Recorded data
--------------------

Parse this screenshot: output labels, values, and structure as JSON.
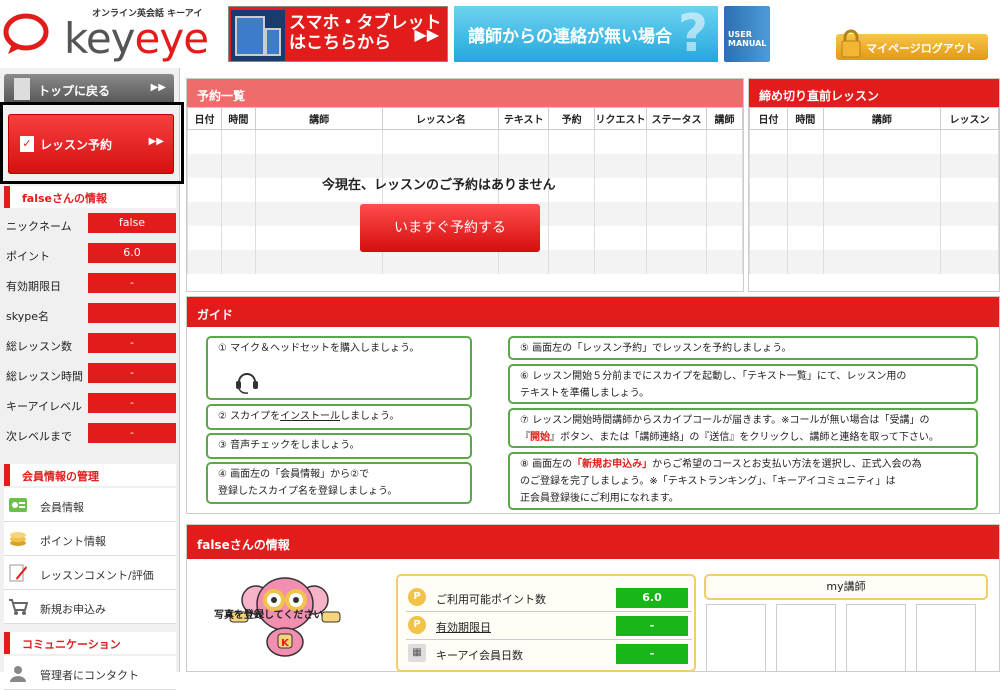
{
  "header": {
    "logo_small": "オンライン英会話 キーアイ",
    "logo_key": "key",
    "logo_eye": "eye",
    "banner_smartphone": [
      "スマホ・タブレット",
      "はこちらから"
    ],
    "banner_contact": "講師からの連絡が無い場合",
    "banner_contact_mark": "?",
    "manual_label": [
      "USER",
      "MANUAL"
    ],
    "logout_label": "マイページログアウト"
  },
  "sidebar": {
    "top_button": "トップに戻る",
    "reserve_button": "レッスン予約",
    "user_info_title": "falseさんの情報",
    "info_rows": [
      {
        "label": "ニックネーム",
        "value": "false"
      },
      {
        "label": "ポイント",
        "value": "6.0"
      },
      {
        "label": "有効期限日",
        "value": "-"
      },
      {
        "label": "skype名",
        "value": ""
      },
      {
        "label": "総レッスン数",
        "value": "-"
      },
      {
        "label": "総レッスン時間",
        "value": "-"
      },
      {
        "label": "キーアイレベル",
        "value": "-"
      },
      {
        "label": "次レベルまで",
        "value": "-"
      }
    ],
    "member_title": "会員情報の管理",
    "member_items": [
      "会員情報",
      "ポイント情報",
      "レッスンコメント/評価",
      "新規お申込み"
    ],
    "comm_title": "コミュニケーション",
    "comm_items": [
      "管理者にコンタクト"
    ]
  },
  "reservations": {
    "title": "予約一覧",
    "columns": [
      "日付",
      "時間",
      "講師",
      "レッスン名",
      "テキスト",
      "予約",
      "リクエスト",
      "ステータス",
      "講師"
    ],
    "empty_message": "今現在、レッスンのご予約はありません",
    "book_now": "いますぐ予約する"
  },
  "deadline": {
    "title": "締め切り直前レッスン",
    "columns": [
      "日付",
      "時間",
      "講師",
      "レッスン"
    ]
  },
  "guide": {
    "title": "ガイド",
    "step1": "① マイク＆ヘッドセットを購入しましょう。",
    "step2_pre": "② スカイプを",
    "step2_link": "インストール",
    "step2_post": "しましょう。",
    "step3": "③ 音声チェックをしましょう。",
    "step4_line1": "④ 画面左の「会員情報」から②で",
    "step4_line2": "登録したスカイプ名を登録しましょう。",
    "step5": "⑤ 画面左の「レッスン予約」でレッスンを予約しましょう。",
    "step6_line1": "⑥ レッスン開始５分前までにスカイプを起動し、「テキスト一覧」にて、レッスン用の",
    "step6_line2": "テキストを準備しましょう。",
    "step7_line1": "⑦ レッスン開始時間講師からスカイプコールが届きます。※コールが無い場合は「受講」の",
    "step7_a": "『",
    "step7_b": "開始",
    "step7_c": "』ボタン、または「講師連絡」の『送信』をクリックし、講師と連絡を取って下さい。",
    "step8_a": "⑧ 画面左の",
    "step8_b": "「新規お申込み」",
    "step8_c": "からご希望のコースとお支払い方法を選択し、正式入会の為",
    "step8_line2": "のご登録を完了しましょう。※「テキストランキング」、「キーアイコミュニティ」は",
    "step8_line3": "正会員登録後にご利用になれます。"
  },
  "user_info": {
    "title": "falseさんの情報",
    "photo_note": "写真を登録してください",
    "rows": [
      {
        "label": "ご利用可能ポイント数",
        "value": "6.0"
      },
      {
        "label": "有効期限日",
        "value": "-"
      },
      {
        "label": "キーアイ会員日数",
        "value": "-"
      }
    ],
    "my_teacher": "my講師"
  }
}
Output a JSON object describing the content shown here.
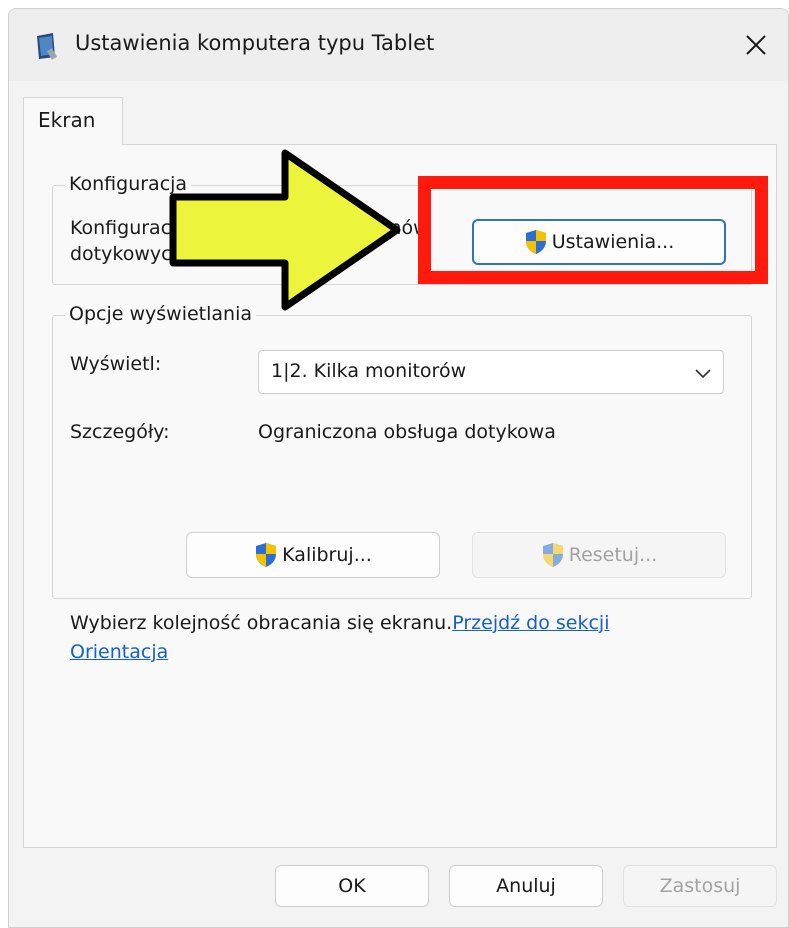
{
  "window": {
    "title": "Ustawienia komputera typu Tablet",
    "app_icon": "tablet-pc-icon",
    "close_glyph": "✕"
  },
  "tabs": [
    {
      "label": "Ekran",
      "selected": true
    }
  ],
  "configuration": {
    "group_label": "Konfiguracja",
    "description_line1": "Konfiguracja ekranów pióra i ekranów",
    "description_line2": "dotykowych",
    "settings_button": "Ustawienia..."
  },
  "display_options": {
    "group_label": "Opcje wyświetlania",
    "display_label": "Wyświetl:",
    "display_value": "1|2. Kilka monitorów",
    "details_label": "Szczegóły:",
    "details_value": "Ograniczona obsługa dotykowa",
    "calibrate_button": "Kalibruj...",
    "reset_button": "Resetuj..."
  },
  "orientation_hint": {
    "text": "Wybierz kolejność obracania się ekranu.",
    "link": "Przejdź do sekcji Orientacja"
  },
  "footer": {
    "ok": "OK",
    "cancel": "Anuluj",
    "apply": "Zastosuj"
  },
  "annotation": {
    "highlight_color": "#ff1a0d",
    "arrow_color": "#ecf53b",
    "arrow_icon": "yellow-arrow-right-icon"
  },
  "colors": {
    "accent": "#2d73c6",
    "link": "#1560c8"
  }
}
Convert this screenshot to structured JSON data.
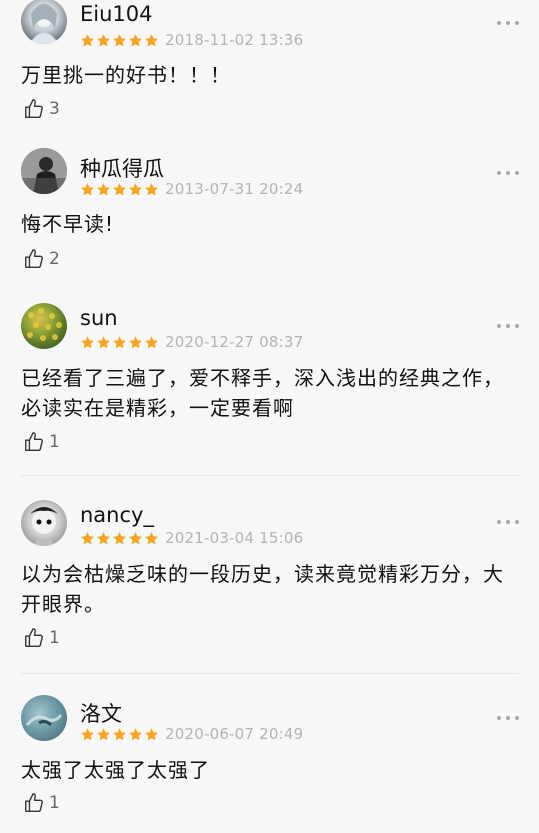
{
  "colors": {
    "star": "#f5a623",
    "date": "#b3b3b3",
    "divider": "#e6e6e6"
  },
  "reviews": [
    {
      "username": "Eiu104",
      "rating": 5,
      "date": "2018-11-02 13:36",
      "text": "万里挑一的好书！！！",
      "likes": "3",
      "like_icon": "thumbs-up-icon",
      "more_icon": "more-icon"
    },
    {
      "username": "种瓜得瓜",
      "rating": 5,
      "date": "2013-07-31 20:24",
      "text": "悔不早读!",
      "likes": "2",
      "like_icon": "thumbs-up-icon",
      "more_icon": "more-icon"
    },
    {
      "username": "sun",
      "rating": 5,
      "date": "2020-12-27 08:37",
      "text": "已经看了三遍了，爱不释手，深入浅出的经典之作，必读实在是精彩，一定要看啊",
      "likes": "1",
      "like_icon": "thumbs-up-icon",
      "more_icon": "more-icon"
    },
    {
      "username": "nancy_",
      "rating": 5,
      "date": "2021-03-04 15:06",
      "text": "以为会枯燥乏味的一段历史，读来竟觉精彩万分，大开眼界。",
      "likes": "1",
      "like_icon": "thumbs-up-icon",
      "more_icon": "more-icon"
    },
    {
      "username": "洛文",
      "rating": 5,
      "date": "2020-06-07 20:49",
      "text": "太强了太强了太强了",
      "likes": "1",
      "like_icon": "thumbs-up-icon",
      "more_icon": "more-icon"
    }
  ]
}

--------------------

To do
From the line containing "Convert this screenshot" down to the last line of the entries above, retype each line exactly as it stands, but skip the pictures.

Answer box
Convert this screenshot to structured JSON data.
{
  "colors": {
    "star": "#f5a623",
    "date": "#b3b3b3",
    "divider": "#e6e6e6"
  },
  "reviews": [
    {
      "username": "Eiu104",
      "rating": 5,
      "date": "2018-11-02 13:36",
      "text": "万里挑一的好书！！！",
      "likes": "3",
      "like_icon": "thumbs-up-icon",
      "more_icon": "more-icon"
    },
    {
      "username": "种瓜得瓜",
      "rating": 5,
      "date": "2013-07-31 20:24",
      "text": "悔不早读!",
      "likes": "2",
      "like_icon": "thumbs-up-icon",
      "more_icon": "more-icon"
    },
    {
      "username": "sun",
      "rating": 5,
      "date": "2020-12-27 08:37",
      "text": "已经看了三遍了，爱不释手，深入浅出的经典之作，必读实在是精彩，一定要看啊",
      "likes": "1",
      "like_icon": "thumbs-up-icon",
      "more_icon": "more-icon"
    },
    {
      "username": "nancy_",
      "rating": 5,
      "date": "2021-03-04 15:06",
      "text": "以为会枯燥乏味的一段历史，读来竟觉精彩万分，大开眼界。",
      "likes": "1",
      "like_icon": "thumbs-up-icon",
      "more_icon": "more-icon"
    },
    {
      "username": "洛文",
      "rating": 5,
      "date": "2020-06-07 20:49",
      "text": "太强了太强了太强了",
      "likes": "1",
      "like_icon": "thumbs-up-icon",
      "more_icon": "more-icon"
    }
  ]
}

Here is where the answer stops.